(Information provided Opens)

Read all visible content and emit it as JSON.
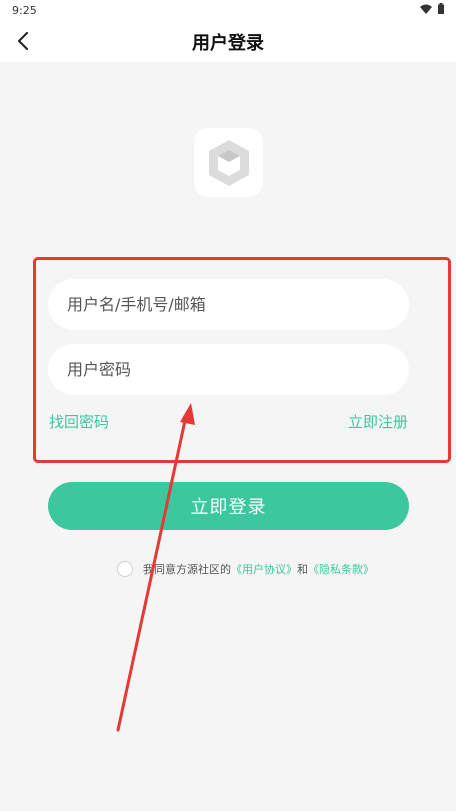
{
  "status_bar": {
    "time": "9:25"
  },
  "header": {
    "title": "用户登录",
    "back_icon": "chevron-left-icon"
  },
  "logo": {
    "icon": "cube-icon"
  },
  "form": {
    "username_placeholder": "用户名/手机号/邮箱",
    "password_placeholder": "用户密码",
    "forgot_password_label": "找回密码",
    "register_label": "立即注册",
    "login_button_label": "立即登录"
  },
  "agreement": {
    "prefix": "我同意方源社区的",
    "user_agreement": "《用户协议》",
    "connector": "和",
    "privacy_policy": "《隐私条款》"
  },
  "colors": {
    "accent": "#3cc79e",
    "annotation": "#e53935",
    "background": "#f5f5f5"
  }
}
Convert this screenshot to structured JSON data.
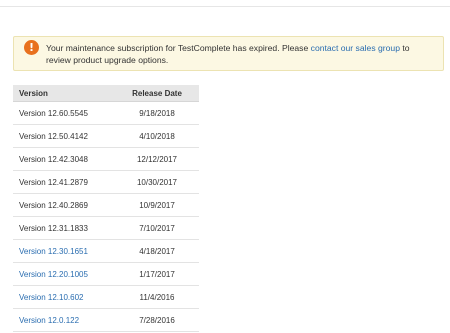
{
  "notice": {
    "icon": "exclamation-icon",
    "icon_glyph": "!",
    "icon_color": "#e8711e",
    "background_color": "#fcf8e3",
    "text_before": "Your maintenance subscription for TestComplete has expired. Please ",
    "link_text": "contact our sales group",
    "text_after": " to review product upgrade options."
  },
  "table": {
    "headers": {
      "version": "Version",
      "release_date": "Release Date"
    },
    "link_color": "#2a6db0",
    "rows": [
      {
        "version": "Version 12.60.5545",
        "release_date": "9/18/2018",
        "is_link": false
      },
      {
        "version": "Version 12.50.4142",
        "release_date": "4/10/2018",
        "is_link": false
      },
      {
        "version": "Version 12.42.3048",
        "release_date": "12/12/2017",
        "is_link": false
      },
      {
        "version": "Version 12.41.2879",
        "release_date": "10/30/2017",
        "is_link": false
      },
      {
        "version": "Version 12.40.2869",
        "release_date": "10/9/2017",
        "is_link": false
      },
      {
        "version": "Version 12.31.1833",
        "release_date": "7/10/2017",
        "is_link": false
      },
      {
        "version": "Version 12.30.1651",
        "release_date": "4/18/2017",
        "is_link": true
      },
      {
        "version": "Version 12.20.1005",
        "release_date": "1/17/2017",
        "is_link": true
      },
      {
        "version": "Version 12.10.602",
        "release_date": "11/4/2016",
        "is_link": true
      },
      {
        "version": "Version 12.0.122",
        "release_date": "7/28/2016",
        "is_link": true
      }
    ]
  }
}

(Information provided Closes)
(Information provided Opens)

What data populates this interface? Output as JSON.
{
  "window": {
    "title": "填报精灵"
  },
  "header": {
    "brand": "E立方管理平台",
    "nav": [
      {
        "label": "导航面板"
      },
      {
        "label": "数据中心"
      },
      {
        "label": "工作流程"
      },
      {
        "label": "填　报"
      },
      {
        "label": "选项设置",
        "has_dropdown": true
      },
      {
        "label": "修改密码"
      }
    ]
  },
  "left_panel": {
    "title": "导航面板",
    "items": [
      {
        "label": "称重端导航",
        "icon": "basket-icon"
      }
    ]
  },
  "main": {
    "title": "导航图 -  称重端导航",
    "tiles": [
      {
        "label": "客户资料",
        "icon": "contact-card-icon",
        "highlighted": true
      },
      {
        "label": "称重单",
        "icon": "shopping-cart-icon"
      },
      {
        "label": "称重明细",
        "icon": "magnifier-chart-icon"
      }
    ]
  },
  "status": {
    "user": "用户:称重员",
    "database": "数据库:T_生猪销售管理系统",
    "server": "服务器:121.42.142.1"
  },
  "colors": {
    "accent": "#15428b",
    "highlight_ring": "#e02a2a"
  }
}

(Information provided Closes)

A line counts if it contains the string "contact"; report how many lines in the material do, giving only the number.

2